We’ve also done installations outside of Rajasthan in which groups of two to four houses share a single 500-W microgrid and one installation in which about 30 houses now share a 7,500-W microgrid. With these larger networks, the amount of electricity allotted to each household can be remotely varied, to accommodate different-size households, via a wireless connection to the UDC meter in each home. The shared equipment reduces the installation and operating costs for each household.
For villages like Bhom Ji ka Gaon, conventional electrification is many years away, at best. In the meantime, DC appliances will keep getting better and a wider range of products will come to market, including evaporative coolers, small DC refrigerators, and solar stoves. At the same time, solar panels, batteries, and other microgrid components will continue to become cheaper and more efficient. In the end, the villagers may find that their off-grid systems provide all that they need.
India’s power problems are deep and pervasive. And yet the country’s experience with telephony offers a glimmer of hope. Until the mid-1990s, not even 5 percent of Indian homes had a phone, and in many places you’d wait for years just to get a landline installed. The main problem was the cost of copper cable, which made such connections prohibitively expensive for most people.

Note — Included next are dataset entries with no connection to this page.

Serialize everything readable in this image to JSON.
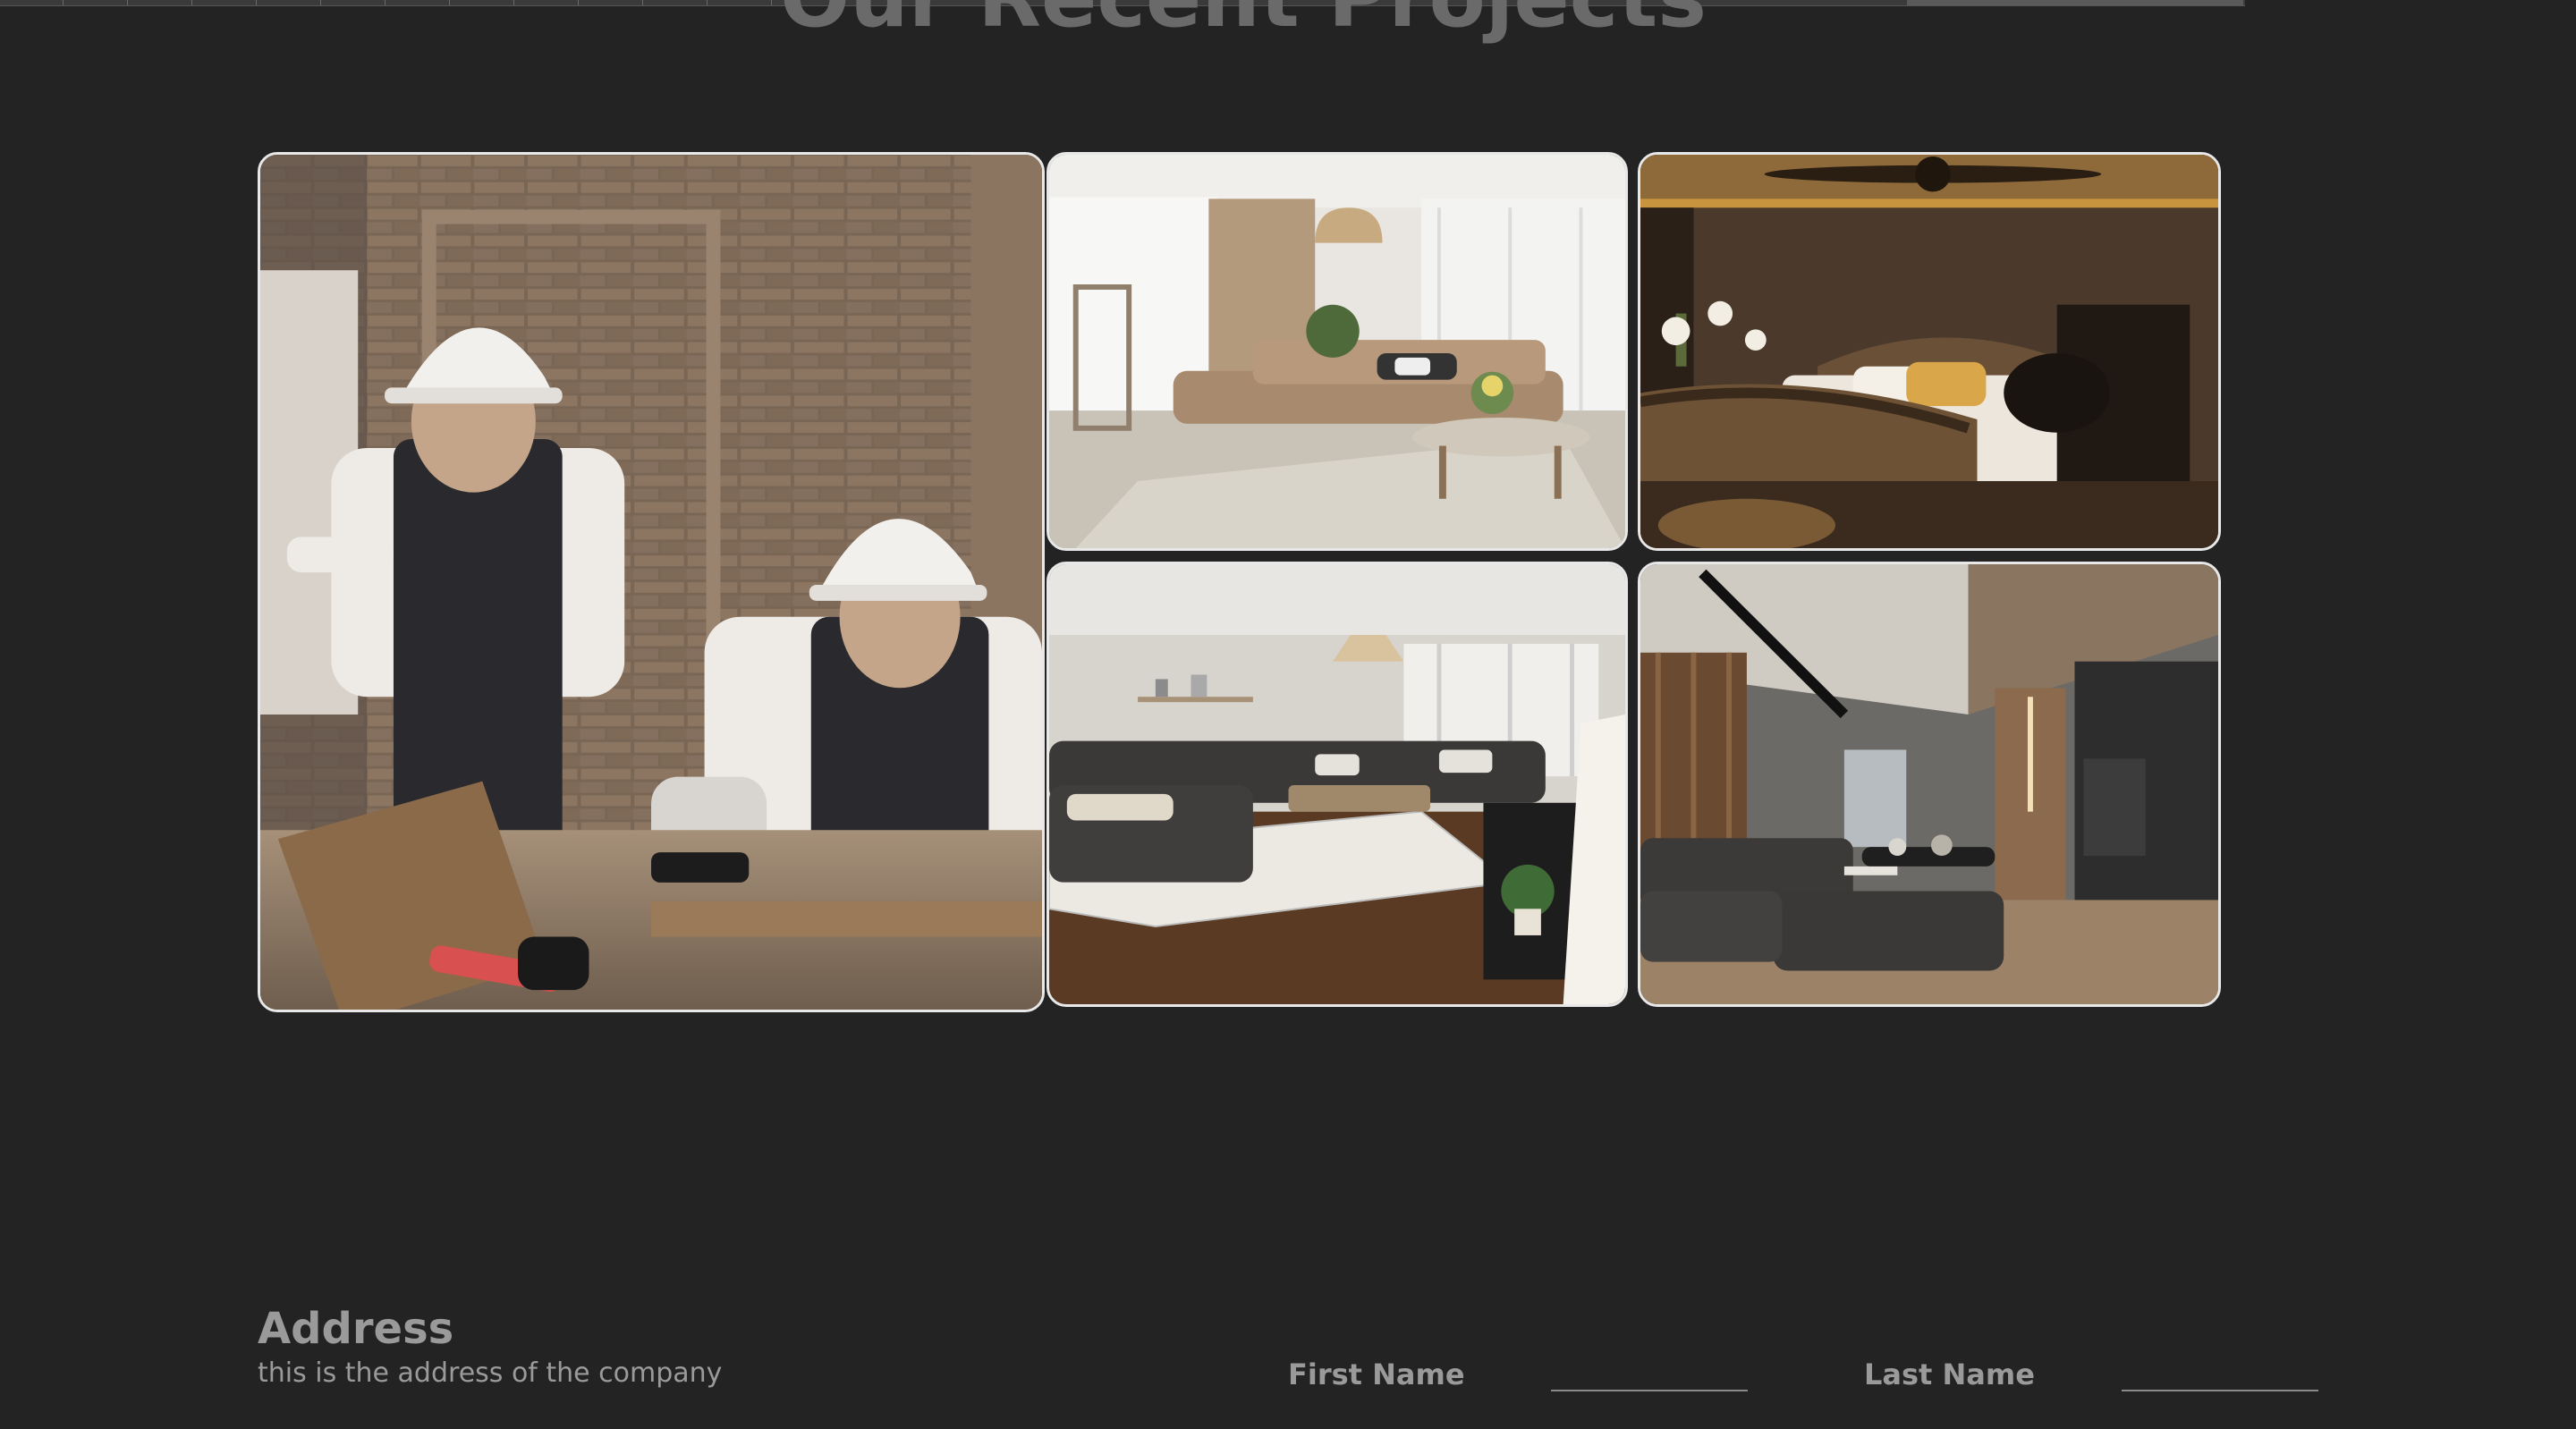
{
  "projects": {
    "title": "Our Recent Projects",
    "images": [
      {
        "alt": "construction-workers-photo"
      },
      {
        "alt": "bright-living-room-photo"
      },
      {
        "alt": "dark-bedroom-photo"
      },
      {
        "alt": "grey-sofa-living-room-photo"
      },
      {
        "alt": "modern-dark-lounge-photo"
      }
    ]
  },
  "contact": {
    "address_heading": "Address",
    "address_text": "this is the address of the company",
    "first_name_label": "First Name",
    "first_name_value": "",
    "last_name_label": "Last Name",
    "last_name_value": ""
  },
  "colors": {
    "background": "#232323",
    "card_border": "#e8e8e8",
    "text": "#9a9a9a"
  }
}
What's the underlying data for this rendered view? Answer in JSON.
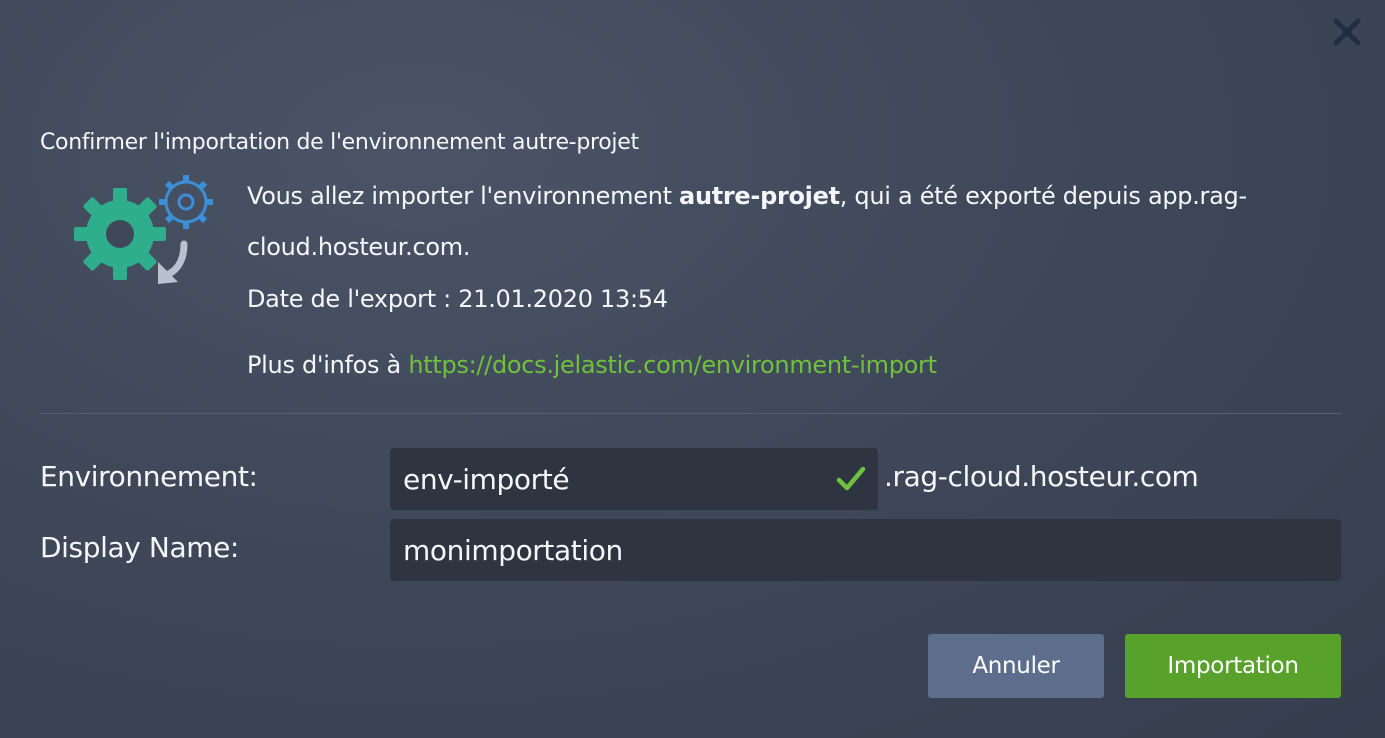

Then came cellphones and the rapid expansion of the cellular network. Today, nearly every adult in India has a mobile phone, which provides so much more functionality than a landline phone ever could. And the number and range of mobile services continue to grow all the time.
So too could India’s electrification follow an unconventional, disruptive path. We hope that solar DC microgrids paired with UDC meters evolve like India’s cellular network, leapfrogging over traditional infrastructure. Introducing DC lines into the home will naturally boost the market for DC appliances, which in turn will begin to edge out more power-hungry AC alternatives. Over time, those appliances as well as the microgrid equipment will become more affordable, even for rural villagers with little income. And as households consume far less energy and generate that energy right where it’s used, their utility bills will drop. As homes become less dependent on the traditional grid, they’ll be less affected by power cuts; eventually, such outages will disappear, as gaps between supply and demand go away.
We know that this technology can transform lives. We’ve seen what even a modest level of access to electricity can do, and we’ve heard many moving and inspiring stories from villagers who now enjoy comforts, conveniences, and security that they never thought they’d have. This is one of those rare moments when technological breakthroughs can come together to make it possible to do good on a massive scale. For the 1.2 billion people in this world who still live without electricity, it cannot happen soon enough.
This article appears in the February 2017 print issue as “The People’s Grid.”
About the Author
Ashok Jhunjhunwala is an electrical engineering professor at the Indian Institute of Technology Madras, in Chennai, and founder of the Telecommunications and Computer Networks group (TeNeT), which has worked closely with industry to develop products for the Indian telecom, banking, and power industries. IEEE Spectrum featured Jhunjhunwala in its Engineering Heroes special report in 2015.